  1. This is absolutely brilliant, Kim 😀 I especially love “I drank cold Kölsch, ate salty Pommes mit Mayonnais’.[6] You taught me the words to ‘Mer losse d’r Dom en Kölle’ so I could sing along wth Bläck Fööss[7] in the rain.” Also love the footnotes you have mentioned below ‘Chips (fries) with mayonnaise.’ and ‘Bare Foot’ a ‘rock’ band that writes original songs in dialect’ 😀 Yum!❤️

    Liked by 1 person

  2. I really enjoyed this festival of memories Kim.
    I remember the joy of Pommes mit Mayonnais’ too, both in Germany and Norway – or maybe Norway was Belgium… memories of a long time ago.
    And that Mayonnaise!

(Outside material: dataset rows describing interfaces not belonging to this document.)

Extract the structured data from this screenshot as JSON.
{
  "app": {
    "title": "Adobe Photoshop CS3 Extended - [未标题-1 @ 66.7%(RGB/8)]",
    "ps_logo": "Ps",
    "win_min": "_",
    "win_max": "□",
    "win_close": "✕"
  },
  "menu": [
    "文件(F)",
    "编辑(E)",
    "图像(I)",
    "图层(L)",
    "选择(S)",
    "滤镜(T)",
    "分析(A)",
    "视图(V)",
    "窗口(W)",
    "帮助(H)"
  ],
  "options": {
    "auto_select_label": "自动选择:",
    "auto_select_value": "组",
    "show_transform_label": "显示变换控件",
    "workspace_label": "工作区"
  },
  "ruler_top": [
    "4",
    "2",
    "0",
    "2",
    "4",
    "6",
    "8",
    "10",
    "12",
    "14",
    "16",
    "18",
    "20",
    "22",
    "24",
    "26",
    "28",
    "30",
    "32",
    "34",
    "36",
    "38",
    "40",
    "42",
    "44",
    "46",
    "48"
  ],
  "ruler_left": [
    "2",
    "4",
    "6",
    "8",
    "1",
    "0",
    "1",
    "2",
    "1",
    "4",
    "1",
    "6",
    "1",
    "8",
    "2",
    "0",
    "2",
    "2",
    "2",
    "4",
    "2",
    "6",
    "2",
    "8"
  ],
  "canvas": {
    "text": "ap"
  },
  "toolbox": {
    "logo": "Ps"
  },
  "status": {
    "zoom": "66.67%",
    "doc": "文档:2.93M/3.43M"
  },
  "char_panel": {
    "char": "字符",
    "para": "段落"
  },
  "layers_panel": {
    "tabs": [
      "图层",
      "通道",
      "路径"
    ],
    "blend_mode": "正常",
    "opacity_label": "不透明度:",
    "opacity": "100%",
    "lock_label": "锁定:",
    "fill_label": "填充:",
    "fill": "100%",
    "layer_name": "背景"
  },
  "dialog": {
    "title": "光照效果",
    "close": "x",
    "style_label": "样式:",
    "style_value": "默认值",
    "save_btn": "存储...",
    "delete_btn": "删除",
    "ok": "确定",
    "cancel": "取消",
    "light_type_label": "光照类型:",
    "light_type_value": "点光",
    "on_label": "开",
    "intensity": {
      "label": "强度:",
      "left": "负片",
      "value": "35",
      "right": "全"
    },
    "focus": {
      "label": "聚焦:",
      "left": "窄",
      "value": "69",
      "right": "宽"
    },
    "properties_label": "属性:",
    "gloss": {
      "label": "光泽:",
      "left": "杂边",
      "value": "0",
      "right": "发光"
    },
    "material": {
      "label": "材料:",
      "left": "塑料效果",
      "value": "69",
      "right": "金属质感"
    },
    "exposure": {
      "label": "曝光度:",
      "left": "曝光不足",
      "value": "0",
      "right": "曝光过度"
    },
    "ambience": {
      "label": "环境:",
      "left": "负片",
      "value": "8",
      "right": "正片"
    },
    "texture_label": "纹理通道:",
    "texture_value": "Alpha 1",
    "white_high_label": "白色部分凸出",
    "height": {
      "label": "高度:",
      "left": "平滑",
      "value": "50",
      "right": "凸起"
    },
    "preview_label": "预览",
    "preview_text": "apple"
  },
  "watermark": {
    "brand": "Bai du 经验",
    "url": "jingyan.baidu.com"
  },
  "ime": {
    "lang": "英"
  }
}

Lovely!
    Kind regards
    Anna :o]

    Liked by 1 person

  3. What I appreciate about the poem is the inclusion of German phrases in such a way as to encourage the idea of bilingualism. It also underlines the sense of nostalgia. The additional footnotes with translation, inspired me to reread the poem, inserting the correct meanings, and it brought out so much of the culture for me. Thank you for annotating your poem and participating in the challenge.

    Liked by 1 person

    1. I’ve wanted to write a bilingual poem for a while and had included a glossary of translations. However, Kerry’s prompt gave me the opportunity to include some other aspects, so I used footnotes, which I think work better, although I did toy with labels but WordPress wouldn’t allow the format.


Leave a Reply

Fill in your details below or click an icon to log in:

WordPress.com Logo

You are commenting using your WordPress.com account. Log Out /  Change )

Google photo

You are commenting using your Google account. Log Out /  Change )

Twitter picture

You are commenting using your Twitter account. Log Out /  Change )

Facebook photo

You are commenting using your Facebook account. Log Out /  Change )

Connecting to %s

This site uses Akismet to reduce spam. Learn how your comment data is processed.